Just because David Schofield says his views are Orthodox doesn't make it true. Excluding people from Chirstianity on the basis of the gender of their beloved is not Orthodox. Jesus healed the Roman Centurian's beloved "neaniskos" and told those who witnessed that the faith of this Roman was greater than that of his fellow Jews. He did not give the man a lecture on how he should abandon the youth and stop making love to him. Jesus repeatedly used the example of love between same-sex, egalitarian friends as the example for all relationships. He did not condemn same sex erotism as a limitation to that love - he engaged in it himself and no amount of refusal to read the Gospel of John is going to make it go away. When we add in an understanding of his comments about Eunuchs, and his aggreement with Isiah's report that God never meant us to be driven out of the temple it's pretty hard to believe that Jesus would have condemned lovemaking between people of the same sex. Although early Christianity got side tracked into an anti-sex cult by many, heterosexuality wasn't lauded as something wonderful, or mandatory to exclusion of all else. It's just not there. Biblical historian John Boswell reported a 1,400 year tradition of Blessing of same sex unions in pre-modern Europe in "Same Sex Unions in Pre-Modern Europe". He further details the history of homophobia in the church exhaustively in, "Chirstianity, Social Tollerance and Homosexuality". The blessing of same sex unions IS an old tradition in the Church. Making heterosexual marriage a sacarment is only 500-600 years old. The oldest tradition of the Christian church is to demand that all human relationships be based on love. For most of it's history heterosexual marriage has been about property, family alliances, politics, preserving class and caste systems and money. These are all things that Jesus, and the early churches disdained. Marriage was thoroughly worldly. Making it Christian is a process not yet finished because it is STILL not consistently based upon love. There is NO other reason for same sex couples to exist than love for one another.
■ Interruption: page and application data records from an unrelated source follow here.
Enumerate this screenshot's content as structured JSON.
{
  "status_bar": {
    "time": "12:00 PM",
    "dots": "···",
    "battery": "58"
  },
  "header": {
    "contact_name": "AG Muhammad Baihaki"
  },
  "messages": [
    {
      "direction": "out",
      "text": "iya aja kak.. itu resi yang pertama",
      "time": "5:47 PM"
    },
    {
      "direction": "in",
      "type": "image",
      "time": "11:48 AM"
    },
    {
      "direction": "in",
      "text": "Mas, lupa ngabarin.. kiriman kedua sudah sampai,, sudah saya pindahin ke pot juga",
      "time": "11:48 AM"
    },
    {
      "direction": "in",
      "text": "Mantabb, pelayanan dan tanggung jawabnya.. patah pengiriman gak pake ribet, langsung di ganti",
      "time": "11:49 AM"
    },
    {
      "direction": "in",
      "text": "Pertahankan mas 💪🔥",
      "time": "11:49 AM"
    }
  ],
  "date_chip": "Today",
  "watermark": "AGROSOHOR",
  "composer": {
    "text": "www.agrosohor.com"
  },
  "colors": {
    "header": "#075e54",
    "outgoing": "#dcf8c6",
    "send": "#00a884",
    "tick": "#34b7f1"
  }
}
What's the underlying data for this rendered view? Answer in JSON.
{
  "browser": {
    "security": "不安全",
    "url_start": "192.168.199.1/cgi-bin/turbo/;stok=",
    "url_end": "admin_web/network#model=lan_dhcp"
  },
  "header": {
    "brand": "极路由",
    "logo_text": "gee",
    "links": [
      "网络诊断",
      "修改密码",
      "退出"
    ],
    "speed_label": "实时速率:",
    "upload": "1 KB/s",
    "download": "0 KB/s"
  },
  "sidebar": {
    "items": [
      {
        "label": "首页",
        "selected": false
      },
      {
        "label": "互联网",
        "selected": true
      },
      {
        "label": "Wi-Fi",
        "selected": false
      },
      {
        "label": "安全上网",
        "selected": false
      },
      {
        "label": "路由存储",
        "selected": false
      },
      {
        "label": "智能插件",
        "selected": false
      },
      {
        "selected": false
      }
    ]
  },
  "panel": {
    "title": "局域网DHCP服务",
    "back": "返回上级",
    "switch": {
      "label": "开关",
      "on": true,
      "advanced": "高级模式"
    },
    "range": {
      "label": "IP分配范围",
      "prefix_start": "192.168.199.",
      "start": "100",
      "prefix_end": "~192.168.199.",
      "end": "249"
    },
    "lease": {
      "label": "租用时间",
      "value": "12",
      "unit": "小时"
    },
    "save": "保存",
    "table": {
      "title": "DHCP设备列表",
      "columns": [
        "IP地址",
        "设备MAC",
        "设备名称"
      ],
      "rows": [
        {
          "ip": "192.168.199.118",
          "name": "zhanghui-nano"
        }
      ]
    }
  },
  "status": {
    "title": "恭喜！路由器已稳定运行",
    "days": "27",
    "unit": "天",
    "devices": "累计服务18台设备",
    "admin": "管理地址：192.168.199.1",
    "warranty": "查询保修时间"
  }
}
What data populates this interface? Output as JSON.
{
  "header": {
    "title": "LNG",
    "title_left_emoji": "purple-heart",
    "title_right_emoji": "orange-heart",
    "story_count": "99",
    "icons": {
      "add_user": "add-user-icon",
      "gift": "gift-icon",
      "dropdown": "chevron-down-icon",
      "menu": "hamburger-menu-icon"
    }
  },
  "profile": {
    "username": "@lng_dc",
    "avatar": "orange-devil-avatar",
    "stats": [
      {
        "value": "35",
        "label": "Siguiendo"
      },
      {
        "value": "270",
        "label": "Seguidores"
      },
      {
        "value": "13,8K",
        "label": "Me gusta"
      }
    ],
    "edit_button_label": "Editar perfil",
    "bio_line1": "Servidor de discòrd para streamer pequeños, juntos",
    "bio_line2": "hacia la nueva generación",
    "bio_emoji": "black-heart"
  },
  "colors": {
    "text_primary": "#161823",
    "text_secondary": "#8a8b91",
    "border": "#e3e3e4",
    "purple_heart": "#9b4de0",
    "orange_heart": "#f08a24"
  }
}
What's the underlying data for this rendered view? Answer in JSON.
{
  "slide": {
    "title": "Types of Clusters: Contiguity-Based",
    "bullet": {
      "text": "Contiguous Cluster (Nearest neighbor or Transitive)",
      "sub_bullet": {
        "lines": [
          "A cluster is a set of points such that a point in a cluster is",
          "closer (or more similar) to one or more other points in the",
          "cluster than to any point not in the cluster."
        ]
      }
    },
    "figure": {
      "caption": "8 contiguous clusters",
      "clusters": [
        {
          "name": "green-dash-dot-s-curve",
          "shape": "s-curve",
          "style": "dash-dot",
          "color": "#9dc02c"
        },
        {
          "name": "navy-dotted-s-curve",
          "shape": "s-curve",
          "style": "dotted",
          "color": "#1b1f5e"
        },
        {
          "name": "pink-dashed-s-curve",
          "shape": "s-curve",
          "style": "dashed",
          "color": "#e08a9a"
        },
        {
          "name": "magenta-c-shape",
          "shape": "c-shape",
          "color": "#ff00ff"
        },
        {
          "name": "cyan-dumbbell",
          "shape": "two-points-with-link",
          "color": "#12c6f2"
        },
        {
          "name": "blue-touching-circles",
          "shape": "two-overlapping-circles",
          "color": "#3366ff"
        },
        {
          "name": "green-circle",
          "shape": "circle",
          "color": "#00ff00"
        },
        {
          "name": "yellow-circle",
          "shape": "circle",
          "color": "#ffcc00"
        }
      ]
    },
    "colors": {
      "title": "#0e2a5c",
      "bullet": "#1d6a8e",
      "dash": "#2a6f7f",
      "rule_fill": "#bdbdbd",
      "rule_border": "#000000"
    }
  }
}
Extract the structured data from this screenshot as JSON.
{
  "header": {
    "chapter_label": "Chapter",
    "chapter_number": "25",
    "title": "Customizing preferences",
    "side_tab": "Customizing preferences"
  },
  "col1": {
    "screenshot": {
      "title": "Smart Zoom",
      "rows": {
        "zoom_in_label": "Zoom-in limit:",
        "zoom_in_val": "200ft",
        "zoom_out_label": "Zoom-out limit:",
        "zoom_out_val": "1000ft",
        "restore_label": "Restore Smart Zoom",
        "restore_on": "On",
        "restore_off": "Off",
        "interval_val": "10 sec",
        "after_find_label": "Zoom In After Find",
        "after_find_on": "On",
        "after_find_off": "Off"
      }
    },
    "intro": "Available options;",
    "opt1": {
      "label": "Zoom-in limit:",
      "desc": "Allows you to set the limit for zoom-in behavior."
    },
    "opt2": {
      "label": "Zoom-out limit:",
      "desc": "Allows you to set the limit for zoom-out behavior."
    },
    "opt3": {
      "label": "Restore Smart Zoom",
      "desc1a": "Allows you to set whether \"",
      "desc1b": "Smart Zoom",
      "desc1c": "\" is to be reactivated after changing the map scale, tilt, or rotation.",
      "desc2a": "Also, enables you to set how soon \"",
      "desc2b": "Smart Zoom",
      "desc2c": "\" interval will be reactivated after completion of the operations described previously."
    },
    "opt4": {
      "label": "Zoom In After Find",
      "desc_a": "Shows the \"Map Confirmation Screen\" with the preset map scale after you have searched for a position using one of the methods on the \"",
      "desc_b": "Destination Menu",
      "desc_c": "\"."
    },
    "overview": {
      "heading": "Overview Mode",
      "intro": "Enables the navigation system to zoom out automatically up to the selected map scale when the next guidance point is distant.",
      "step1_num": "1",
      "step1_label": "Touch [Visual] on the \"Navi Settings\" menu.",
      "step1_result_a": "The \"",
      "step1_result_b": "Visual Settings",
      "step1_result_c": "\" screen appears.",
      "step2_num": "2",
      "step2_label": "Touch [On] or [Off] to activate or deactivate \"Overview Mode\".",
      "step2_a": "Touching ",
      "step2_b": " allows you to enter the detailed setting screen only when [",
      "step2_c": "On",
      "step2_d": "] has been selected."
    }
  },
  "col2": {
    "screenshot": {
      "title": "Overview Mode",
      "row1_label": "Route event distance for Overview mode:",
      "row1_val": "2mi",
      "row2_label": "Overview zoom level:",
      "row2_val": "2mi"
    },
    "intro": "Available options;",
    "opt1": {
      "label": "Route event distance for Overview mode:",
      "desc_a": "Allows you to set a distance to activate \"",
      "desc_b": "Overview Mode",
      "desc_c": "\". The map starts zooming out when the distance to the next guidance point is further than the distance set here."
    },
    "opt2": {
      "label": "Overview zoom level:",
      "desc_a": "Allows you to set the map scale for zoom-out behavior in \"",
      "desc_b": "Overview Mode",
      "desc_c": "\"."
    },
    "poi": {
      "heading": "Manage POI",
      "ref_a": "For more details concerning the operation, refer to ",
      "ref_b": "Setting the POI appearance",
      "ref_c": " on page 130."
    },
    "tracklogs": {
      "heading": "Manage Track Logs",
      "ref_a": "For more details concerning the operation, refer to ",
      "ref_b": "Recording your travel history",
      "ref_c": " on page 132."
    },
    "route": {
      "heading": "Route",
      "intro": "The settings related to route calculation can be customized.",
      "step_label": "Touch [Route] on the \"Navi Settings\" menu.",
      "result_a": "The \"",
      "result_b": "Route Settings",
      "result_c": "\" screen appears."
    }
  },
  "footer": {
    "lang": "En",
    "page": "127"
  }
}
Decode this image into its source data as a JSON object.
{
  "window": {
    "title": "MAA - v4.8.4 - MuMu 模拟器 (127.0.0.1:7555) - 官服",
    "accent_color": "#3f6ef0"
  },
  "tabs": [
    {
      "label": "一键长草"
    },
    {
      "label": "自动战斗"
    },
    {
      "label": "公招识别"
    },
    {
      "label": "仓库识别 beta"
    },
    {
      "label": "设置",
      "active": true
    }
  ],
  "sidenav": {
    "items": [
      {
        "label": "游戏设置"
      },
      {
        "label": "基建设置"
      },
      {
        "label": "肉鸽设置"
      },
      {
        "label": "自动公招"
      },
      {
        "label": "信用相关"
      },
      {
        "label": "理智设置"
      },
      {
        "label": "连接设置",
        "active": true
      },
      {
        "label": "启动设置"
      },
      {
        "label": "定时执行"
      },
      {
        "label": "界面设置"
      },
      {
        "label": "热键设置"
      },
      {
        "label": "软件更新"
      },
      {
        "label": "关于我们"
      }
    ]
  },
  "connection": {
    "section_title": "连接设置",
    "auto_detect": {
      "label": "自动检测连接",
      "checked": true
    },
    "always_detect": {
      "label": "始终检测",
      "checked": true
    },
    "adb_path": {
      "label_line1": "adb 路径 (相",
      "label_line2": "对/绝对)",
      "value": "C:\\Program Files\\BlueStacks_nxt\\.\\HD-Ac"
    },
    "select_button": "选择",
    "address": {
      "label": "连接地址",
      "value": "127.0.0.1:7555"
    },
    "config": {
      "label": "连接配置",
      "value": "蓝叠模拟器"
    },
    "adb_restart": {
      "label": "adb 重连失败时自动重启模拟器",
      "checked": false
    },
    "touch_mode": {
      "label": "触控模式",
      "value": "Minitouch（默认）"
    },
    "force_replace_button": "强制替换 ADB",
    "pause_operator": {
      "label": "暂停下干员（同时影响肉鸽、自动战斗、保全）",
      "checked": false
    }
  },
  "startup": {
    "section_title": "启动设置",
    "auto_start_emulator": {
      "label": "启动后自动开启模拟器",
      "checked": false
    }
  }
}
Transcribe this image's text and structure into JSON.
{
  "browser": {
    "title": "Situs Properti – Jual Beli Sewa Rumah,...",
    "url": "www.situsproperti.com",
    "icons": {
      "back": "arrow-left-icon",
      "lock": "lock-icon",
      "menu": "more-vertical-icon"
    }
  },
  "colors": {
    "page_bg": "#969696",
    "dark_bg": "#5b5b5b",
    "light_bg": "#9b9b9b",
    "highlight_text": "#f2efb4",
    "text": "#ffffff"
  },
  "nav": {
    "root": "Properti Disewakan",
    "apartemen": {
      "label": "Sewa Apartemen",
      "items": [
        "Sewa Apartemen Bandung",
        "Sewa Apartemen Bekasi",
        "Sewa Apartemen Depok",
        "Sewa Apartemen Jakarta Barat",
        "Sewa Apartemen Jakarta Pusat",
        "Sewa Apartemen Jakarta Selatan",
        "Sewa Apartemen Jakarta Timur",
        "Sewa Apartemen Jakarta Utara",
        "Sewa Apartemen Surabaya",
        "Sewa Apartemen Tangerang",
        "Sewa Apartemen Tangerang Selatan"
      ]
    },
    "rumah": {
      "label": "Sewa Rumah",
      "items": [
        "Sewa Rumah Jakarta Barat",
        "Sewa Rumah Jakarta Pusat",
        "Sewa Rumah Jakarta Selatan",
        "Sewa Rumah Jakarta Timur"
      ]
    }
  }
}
There is no excuse for ignorance of these things in Bishops. We should be able to expect that when someone is ordained Bishop they will not have a Napoleonic complex and lead a whole diocese out of the Episcopal Church because it does not embrace a fundamentalist theology. There are plenty of David Schofields in Evangelical, Fundamentalist, Pentacostal etc. churches. We expect them to be there, "bible kollage" certificates in hand. Why did they get to be in leadership positions in the Episcopal church? Of course they are wrecking havoc, it's their nature. What is the excuse of those who put them there?